ACTIVITY =>
How many lines in this material include the string "expanded"? Answer with the number and nothing further.

[[ MATERIAL FOR THE TASK, beginning ]]

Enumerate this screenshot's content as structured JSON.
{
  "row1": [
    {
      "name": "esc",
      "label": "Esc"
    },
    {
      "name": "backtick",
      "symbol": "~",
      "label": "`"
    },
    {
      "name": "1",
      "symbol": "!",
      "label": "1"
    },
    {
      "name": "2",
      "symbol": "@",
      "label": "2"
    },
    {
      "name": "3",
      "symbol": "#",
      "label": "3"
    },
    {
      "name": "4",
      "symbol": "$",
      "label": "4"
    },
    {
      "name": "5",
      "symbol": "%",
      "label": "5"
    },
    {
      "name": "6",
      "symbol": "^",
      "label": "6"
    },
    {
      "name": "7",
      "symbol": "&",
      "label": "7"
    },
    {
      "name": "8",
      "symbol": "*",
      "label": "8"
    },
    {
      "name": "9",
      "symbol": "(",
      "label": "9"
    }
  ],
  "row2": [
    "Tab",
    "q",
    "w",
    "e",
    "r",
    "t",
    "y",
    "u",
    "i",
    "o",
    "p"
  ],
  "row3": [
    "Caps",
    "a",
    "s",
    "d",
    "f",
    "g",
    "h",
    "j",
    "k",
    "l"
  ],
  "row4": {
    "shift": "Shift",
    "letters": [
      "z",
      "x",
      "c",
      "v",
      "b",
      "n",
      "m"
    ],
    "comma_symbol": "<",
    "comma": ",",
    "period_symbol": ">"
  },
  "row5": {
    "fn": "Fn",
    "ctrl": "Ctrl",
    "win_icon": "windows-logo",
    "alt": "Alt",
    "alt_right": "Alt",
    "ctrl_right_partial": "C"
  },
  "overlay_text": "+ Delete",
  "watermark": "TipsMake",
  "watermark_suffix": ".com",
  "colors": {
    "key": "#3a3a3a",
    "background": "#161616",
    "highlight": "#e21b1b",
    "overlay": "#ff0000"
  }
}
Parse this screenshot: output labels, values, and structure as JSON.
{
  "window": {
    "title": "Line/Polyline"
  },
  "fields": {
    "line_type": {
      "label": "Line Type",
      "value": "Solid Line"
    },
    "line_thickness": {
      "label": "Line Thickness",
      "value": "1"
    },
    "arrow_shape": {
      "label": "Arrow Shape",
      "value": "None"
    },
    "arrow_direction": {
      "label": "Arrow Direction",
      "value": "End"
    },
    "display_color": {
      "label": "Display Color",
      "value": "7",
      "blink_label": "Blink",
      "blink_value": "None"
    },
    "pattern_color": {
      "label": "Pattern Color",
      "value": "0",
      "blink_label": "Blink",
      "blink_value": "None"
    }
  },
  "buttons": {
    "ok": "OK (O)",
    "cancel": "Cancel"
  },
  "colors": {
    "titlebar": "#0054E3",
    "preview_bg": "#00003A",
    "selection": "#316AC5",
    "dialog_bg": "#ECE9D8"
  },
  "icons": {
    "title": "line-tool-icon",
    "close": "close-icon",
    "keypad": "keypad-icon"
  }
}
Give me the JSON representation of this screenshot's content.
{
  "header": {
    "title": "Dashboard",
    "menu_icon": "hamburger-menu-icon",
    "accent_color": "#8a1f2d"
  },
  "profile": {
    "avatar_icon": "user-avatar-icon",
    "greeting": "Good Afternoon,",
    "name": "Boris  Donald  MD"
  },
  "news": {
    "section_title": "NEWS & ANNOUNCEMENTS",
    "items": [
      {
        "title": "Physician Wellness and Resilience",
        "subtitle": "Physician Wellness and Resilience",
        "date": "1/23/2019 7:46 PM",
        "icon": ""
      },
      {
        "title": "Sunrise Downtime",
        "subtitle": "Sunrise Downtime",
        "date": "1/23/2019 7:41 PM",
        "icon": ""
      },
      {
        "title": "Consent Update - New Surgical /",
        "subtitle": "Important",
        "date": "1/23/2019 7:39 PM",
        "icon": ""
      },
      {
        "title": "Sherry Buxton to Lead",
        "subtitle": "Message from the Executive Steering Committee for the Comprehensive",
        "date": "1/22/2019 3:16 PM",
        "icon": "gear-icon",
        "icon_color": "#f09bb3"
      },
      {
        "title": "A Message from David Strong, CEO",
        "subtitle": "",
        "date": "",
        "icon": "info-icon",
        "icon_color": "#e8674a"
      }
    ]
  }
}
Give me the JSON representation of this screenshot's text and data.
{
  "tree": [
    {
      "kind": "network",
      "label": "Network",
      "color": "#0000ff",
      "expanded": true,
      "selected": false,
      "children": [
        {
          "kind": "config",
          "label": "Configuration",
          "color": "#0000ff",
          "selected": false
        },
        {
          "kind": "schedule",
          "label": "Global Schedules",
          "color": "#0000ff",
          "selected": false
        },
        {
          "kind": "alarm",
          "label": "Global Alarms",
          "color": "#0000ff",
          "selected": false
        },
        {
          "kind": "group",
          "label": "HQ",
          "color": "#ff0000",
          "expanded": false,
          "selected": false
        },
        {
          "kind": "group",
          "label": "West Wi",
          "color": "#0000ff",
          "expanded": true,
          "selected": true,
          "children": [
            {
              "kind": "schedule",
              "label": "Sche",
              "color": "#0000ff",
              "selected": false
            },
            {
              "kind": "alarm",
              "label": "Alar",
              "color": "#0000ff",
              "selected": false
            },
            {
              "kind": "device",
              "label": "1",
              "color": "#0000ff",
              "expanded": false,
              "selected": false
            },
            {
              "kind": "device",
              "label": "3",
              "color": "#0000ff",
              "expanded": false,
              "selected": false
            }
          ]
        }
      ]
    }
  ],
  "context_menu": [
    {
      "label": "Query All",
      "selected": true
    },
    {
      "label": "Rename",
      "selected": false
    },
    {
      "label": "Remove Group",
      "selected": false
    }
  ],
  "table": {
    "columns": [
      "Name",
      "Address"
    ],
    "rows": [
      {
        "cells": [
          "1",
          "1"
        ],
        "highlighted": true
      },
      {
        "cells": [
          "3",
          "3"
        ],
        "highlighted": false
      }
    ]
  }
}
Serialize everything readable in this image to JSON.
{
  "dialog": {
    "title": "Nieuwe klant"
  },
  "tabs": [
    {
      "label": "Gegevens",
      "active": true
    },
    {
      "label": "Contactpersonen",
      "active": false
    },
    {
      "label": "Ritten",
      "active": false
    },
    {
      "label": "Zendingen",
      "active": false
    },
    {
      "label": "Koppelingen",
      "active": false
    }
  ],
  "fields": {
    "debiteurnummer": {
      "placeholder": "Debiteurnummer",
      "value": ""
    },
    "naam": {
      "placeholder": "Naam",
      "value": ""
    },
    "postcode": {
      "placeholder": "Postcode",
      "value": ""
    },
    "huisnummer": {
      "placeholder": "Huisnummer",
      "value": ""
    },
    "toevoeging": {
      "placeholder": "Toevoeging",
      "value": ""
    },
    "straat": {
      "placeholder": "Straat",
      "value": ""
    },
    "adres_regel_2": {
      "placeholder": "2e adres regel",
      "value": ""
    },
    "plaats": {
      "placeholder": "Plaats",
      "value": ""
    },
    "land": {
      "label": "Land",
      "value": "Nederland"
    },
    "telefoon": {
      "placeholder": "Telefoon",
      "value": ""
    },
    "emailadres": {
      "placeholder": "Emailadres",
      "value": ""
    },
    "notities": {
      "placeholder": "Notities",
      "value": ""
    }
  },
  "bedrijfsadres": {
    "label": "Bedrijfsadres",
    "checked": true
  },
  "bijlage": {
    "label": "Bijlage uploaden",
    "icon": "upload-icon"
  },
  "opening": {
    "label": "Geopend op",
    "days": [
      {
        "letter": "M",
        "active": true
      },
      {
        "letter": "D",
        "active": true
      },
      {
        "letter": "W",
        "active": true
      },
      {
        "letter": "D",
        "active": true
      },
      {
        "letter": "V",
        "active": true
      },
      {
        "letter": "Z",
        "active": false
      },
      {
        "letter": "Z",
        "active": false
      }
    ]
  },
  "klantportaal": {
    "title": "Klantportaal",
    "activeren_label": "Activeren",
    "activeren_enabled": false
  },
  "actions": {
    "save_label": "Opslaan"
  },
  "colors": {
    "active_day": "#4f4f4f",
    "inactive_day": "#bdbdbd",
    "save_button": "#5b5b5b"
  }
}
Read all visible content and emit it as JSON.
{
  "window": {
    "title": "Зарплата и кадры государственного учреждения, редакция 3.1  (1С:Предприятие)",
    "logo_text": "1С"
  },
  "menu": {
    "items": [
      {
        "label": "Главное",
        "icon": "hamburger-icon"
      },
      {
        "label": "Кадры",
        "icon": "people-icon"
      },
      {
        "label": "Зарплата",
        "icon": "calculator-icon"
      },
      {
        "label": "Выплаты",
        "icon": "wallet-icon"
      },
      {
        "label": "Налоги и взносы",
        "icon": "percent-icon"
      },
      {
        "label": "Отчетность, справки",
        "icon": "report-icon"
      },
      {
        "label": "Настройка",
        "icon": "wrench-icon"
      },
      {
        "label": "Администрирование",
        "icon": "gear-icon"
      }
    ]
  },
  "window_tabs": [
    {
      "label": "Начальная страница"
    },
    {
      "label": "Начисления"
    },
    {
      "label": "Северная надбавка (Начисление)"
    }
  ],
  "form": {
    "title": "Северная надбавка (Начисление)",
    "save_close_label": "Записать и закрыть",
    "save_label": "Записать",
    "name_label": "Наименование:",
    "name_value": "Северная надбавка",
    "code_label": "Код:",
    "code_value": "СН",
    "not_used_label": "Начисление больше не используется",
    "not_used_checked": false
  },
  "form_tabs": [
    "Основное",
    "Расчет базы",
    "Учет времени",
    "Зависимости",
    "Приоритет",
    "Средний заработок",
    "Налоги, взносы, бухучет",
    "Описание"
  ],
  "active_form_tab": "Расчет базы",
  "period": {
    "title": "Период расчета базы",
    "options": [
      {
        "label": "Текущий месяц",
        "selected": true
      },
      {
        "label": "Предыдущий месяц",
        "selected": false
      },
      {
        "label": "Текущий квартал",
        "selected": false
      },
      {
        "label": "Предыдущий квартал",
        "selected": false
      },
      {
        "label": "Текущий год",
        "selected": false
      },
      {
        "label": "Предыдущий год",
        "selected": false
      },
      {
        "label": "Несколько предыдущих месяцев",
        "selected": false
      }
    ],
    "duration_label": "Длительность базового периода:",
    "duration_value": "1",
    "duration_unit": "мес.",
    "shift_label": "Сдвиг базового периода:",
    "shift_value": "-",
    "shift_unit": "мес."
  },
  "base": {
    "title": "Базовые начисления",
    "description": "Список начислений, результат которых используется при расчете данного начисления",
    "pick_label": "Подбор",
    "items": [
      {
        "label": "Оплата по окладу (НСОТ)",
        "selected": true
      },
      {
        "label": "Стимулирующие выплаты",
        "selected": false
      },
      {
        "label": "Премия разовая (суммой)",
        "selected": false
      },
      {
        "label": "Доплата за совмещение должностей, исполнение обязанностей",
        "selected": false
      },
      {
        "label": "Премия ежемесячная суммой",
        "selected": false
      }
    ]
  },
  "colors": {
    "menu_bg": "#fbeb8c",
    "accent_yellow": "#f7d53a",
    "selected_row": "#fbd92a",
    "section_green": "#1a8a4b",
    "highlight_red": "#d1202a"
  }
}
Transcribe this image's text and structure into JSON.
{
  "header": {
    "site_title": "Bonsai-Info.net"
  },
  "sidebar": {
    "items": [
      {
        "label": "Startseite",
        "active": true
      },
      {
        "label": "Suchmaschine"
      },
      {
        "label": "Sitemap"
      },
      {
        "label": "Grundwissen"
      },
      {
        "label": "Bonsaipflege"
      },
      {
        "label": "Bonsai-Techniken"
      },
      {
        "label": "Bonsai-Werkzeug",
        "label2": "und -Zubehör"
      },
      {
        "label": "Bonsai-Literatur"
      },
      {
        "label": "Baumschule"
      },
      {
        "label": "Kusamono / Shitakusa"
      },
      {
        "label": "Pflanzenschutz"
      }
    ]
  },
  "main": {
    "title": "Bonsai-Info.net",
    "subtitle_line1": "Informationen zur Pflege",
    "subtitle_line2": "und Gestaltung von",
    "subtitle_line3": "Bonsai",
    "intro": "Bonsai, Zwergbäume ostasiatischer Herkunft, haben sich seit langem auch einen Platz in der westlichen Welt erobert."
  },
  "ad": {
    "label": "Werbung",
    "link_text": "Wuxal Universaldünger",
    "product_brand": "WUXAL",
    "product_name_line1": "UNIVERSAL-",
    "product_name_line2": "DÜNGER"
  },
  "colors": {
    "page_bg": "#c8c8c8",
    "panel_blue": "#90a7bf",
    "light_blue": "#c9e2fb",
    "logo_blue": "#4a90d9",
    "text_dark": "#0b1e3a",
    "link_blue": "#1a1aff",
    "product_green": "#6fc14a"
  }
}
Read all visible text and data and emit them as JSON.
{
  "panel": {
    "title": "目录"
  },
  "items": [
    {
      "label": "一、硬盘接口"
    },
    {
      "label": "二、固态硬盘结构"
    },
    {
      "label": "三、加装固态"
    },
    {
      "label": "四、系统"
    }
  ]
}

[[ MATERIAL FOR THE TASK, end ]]

PROBLEM SOLUTION =>
5